**TASK OBJECTIVE:** For each line in the data below that has the word "Selecione", copy that line.
=== SUPPLIED MATERIAL ===
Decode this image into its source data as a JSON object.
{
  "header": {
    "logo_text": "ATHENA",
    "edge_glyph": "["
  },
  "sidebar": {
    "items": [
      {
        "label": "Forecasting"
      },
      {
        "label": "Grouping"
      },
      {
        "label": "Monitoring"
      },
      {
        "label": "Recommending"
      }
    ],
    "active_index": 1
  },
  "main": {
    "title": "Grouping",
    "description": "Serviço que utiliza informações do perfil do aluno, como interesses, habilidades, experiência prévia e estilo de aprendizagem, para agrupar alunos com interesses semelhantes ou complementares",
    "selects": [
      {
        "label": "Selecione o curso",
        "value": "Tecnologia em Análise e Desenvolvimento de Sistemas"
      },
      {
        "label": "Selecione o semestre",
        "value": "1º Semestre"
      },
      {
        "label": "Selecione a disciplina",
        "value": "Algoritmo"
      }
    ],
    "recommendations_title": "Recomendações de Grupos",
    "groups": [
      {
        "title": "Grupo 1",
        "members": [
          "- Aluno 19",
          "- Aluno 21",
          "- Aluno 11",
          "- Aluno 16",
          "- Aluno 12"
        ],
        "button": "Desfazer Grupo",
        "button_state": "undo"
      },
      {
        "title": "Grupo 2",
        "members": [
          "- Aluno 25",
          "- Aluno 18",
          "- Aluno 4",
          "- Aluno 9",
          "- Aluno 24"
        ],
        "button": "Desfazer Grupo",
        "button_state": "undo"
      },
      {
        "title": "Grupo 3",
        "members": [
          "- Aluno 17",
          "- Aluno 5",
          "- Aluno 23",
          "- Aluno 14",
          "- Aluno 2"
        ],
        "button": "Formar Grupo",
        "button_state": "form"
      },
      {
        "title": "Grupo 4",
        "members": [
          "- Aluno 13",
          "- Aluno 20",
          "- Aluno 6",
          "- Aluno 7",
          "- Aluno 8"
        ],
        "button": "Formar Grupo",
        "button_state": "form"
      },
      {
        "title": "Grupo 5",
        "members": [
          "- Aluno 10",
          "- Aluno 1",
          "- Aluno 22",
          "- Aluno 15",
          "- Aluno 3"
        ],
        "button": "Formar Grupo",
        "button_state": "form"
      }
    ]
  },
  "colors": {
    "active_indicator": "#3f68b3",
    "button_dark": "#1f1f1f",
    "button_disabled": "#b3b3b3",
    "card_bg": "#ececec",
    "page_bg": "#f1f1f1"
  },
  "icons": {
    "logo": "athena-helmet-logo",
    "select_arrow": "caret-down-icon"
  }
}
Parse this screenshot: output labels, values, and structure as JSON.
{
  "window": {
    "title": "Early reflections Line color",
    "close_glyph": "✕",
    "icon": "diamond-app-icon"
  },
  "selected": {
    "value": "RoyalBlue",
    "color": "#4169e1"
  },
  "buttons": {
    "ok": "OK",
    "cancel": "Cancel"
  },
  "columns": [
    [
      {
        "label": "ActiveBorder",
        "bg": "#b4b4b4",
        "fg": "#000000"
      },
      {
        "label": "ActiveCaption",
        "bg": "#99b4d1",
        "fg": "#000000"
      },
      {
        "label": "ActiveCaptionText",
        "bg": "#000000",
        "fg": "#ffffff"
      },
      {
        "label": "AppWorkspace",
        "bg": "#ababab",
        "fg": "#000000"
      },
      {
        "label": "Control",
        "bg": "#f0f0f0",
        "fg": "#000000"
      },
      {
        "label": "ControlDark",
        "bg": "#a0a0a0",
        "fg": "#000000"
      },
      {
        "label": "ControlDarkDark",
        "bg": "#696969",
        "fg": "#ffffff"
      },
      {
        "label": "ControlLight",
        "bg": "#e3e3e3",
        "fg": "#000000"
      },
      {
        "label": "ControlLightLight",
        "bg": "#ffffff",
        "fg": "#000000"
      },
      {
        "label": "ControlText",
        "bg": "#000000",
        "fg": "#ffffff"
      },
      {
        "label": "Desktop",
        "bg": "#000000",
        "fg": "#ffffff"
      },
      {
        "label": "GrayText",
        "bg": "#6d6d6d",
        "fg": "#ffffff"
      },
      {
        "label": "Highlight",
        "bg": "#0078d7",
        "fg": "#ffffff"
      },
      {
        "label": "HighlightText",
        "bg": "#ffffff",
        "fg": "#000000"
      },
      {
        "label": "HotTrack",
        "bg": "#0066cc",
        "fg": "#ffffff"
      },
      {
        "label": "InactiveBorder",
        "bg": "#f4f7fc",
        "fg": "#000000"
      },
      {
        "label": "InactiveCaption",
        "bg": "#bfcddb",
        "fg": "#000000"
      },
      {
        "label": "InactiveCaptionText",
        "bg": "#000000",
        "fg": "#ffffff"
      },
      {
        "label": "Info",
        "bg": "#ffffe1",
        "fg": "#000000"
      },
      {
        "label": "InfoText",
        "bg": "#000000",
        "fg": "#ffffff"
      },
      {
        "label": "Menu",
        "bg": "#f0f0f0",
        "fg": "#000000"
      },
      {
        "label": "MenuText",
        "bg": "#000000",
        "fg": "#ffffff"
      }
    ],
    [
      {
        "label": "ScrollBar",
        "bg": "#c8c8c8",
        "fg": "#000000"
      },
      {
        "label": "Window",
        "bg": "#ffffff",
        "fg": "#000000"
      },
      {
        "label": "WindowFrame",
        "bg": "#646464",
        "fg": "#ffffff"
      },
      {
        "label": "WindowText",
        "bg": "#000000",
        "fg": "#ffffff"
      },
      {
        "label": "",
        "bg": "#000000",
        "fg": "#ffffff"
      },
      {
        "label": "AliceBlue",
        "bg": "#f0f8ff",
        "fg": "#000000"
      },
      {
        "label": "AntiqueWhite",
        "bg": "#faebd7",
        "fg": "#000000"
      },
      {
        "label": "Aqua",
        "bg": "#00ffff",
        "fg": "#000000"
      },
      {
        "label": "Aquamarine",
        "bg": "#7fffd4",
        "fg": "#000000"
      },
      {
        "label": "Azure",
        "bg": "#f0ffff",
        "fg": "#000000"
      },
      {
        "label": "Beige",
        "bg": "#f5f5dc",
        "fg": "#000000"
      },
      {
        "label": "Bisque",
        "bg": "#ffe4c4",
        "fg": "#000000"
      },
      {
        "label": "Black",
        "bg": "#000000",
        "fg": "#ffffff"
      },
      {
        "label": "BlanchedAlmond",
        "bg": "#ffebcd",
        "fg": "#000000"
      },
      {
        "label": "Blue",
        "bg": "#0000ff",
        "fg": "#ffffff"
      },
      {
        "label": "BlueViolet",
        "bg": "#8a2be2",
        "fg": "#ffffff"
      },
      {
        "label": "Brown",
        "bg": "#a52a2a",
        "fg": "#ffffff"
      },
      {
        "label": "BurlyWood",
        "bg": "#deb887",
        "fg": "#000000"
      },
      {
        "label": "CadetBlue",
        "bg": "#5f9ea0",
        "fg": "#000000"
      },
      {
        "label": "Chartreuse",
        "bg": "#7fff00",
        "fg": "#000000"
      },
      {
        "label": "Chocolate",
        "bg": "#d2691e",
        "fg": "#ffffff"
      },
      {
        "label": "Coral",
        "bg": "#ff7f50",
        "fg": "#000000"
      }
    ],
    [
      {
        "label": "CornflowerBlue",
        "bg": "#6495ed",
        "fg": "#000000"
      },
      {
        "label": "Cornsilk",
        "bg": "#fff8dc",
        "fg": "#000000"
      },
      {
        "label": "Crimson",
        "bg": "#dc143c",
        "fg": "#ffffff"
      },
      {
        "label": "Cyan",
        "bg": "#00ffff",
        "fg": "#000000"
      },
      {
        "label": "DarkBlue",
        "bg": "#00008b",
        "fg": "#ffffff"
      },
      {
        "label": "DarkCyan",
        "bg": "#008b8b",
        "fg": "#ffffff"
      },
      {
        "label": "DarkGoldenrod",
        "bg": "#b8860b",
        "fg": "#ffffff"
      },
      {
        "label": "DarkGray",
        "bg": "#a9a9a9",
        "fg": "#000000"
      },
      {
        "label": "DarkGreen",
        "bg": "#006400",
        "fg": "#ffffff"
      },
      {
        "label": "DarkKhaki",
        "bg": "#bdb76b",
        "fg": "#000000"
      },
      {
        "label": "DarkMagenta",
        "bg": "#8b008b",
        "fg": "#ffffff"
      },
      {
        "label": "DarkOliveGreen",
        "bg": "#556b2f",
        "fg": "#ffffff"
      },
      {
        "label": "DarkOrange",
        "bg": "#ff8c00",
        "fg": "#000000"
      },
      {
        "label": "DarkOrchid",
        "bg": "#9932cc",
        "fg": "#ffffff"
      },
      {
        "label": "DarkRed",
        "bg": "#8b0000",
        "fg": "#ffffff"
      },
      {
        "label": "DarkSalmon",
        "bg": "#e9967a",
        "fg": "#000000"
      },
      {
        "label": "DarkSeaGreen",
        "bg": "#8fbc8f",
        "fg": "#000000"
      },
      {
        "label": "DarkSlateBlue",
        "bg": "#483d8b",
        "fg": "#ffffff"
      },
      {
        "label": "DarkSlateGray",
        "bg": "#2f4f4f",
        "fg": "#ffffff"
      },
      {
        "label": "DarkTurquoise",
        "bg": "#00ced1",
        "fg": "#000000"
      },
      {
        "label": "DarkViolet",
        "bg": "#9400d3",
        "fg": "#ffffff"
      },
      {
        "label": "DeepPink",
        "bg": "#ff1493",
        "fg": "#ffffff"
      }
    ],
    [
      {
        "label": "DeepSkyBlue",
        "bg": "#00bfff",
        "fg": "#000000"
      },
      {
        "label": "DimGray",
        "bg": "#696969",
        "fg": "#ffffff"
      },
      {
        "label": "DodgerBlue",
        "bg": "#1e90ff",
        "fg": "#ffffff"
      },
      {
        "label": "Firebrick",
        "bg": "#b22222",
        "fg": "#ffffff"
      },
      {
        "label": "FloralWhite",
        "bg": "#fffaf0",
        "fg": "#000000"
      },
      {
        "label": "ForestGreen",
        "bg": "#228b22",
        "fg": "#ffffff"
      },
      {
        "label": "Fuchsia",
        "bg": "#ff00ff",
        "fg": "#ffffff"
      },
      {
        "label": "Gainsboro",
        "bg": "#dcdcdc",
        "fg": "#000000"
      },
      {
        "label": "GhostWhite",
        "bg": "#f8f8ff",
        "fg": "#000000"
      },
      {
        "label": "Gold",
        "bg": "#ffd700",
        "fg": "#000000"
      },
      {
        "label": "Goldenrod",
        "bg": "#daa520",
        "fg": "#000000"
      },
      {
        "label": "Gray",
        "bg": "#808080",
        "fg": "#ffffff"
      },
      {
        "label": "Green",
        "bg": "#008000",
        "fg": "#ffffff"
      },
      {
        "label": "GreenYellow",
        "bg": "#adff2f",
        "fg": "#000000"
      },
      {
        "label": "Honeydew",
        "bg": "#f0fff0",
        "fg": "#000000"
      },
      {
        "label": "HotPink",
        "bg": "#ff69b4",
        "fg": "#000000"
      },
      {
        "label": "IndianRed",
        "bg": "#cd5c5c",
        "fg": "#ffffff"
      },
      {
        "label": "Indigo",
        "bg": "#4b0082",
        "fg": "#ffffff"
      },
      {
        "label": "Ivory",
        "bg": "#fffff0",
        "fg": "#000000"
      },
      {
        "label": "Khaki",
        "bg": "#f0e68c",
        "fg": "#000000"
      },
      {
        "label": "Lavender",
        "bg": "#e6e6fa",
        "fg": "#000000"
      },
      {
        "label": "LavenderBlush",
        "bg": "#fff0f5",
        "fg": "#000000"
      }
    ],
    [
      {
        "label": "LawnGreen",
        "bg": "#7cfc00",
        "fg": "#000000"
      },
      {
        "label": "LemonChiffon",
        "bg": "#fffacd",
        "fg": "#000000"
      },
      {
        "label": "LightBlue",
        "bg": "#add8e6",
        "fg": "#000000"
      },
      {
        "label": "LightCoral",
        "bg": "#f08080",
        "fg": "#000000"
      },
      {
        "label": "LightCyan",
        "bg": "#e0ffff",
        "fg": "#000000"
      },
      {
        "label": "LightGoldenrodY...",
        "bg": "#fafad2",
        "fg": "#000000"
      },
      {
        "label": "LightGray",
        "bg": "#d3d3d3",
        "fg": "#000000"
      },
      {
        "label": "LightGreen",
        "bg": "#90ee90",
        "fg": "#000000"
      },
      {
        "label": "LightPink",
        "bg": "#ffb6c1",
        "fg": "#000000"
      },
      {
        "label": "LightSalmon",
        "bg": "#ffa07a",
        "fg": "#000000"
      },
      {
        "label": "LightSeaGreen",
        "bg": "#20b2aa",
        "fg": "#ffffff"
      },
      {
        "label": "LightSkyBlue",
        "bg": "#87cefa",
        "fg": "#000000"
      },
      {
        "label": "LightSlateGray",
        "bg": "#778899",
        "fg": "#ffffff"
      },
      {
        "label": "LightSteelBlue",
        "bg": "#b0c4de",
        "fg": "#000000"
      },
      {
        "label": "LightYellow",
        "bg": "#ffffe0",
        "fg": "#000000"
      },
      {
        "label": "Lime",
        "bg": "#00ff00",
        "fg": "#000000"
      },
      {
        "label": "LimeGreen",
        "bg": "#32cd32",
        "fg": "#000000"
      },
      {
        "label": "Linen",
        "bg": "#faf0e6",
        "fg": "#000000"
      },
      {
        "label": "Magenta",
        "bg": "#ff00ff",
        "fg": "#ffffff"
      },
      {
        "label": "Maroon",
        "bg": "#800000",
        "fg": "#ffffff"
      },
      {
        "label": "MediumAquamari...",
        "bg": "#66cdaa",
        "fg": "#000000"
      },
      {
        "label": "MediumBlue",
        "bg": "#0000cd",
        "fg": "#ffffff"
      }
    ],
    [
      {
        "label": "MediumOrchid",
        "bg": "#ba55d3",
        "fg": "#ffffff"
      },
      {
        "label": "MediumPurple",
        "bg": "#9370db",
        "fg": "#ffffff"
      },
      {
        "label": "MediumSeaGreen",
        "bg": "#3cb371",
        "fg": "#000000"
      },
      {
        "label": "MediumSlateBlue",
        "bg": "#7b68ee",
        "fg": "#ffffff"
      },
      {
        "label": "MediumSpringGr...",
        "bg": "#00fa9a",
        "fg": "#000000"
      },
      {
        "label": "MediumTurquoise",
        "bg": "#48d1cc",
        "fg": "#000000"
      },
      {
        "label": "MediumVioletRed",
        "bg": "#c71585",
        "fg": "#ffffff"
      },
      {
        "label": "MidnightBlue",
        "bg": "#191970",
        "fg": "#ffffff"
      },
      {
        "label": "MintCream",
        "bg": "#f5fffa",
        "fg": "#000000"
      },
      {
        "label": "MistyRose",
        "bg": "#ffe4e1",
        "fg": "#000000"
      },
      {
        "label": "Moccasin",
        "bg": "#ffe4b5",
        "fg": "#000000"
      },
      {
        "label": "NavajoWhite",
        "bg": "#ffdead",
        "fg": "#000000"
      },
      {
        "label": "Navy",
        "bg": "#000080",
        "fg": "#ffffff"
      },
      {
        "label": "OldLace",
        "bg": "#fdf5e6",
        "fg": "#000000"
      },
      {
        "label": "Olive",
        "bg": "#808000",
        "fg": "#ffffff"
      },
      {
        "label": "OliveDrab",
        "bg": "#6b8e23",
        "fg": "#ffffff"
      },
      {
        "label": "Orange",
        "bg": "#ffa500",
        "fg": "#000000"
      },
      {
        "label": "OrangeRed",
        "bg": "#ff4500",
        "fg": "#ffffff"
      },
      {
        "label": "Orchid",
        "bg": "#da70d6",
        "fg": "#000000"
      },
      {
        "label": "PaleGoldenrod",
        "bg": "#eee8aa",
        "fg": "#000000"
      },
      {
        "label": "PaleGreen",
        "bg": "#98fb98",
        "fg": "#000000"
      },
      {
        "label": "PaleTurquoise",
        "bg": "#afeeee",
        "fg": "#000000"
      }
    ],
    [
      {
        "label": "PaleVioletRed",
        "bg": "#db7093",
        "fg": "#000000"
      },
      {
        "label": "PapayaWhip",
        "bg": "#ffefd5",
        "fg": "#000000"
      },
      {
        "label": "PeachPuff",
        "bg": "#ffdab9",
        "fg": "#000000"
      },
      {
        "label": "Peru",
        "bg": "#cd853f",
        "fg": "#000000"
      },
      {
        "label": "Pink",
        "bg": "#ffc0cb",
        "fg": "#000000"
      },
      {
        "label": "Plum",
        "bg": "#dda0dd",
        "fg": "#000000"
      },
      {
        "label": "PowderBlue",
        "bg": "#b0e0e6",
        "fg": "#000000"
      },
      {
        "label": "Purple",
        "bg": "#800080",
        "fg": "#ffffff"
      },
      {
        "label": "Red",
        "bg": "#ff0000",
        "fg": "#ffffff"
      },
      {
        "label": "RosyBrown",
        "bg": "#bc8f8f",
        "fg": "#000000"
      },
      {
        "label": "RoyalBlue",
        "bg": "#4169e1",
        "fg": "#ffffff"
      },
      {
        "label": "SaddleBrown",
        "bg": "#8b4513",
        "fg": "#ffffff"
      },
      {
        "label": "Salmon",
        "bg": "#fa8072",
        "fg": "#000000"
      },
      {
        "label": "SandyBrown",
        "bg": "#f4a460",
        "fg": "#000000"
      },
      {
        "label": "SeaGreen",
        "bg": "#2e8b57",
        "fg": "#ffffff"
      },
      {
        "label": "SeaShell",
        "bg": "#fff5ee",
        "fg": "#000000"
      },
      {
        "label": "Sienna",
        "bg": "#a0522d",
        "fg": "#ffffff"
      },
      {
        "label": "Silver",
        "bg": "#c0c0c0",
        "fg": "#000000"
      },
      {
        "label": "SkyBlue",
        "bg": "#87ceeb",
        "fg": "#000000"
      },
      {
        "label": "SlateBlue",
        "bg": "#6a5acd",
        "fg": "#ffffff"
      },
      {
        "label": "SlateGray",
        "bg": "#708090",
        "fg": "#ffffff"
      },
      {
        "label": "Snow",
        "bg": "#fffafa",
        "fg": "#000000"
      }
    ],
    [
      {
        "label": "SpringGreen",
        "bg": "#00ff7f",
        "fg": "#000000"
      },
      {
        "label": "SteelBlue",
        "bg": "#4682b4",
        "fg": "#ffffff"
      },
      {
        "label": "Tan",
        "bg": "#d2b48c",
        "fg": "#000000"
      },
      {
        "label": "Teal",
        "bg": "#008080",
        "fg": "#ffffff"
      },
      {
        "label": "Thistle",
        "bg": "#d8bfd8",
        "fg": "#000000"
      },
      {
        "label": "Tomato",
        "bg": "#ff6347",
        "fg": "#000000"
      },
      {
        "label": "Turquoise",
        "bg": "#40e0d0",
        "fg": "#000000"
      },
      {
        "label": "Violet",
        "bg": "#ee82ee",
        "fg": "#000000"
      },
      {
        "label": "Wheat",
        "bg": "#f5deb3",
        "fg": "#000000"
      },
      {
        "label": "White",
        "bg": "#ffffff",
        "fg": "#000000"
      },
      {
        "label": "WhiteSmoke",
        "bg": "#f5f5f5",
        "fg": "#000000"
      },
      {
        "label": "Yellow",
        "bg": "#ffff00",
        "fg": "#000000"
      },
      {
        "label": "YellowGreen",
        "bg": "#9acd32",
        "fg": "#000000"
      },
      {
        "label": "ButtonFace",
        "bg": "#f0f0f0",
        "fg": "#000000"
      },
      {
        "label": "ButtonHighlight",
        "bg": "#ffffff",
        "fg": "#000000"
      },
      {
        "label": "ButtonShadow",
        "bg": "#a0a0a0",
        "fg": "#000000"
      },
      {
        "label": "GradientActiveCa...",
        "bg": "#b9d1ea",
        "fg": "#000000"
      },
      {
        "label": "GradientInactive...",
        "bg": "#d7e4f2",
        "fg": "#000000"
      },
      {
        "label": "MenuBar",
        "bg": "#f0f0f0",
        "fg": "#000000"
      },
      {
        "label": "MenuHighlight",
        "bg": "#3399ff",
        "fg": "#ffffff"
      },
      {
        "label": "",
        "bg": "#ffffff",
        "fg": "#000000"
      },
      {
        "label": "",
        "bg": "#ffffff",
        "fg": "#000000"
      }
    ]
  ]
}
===
**TASK SOLUTION:**
        "label": "Selecione o curso",
        "label": "Selecione o semestre",
        "label": "Selecione a disciplina",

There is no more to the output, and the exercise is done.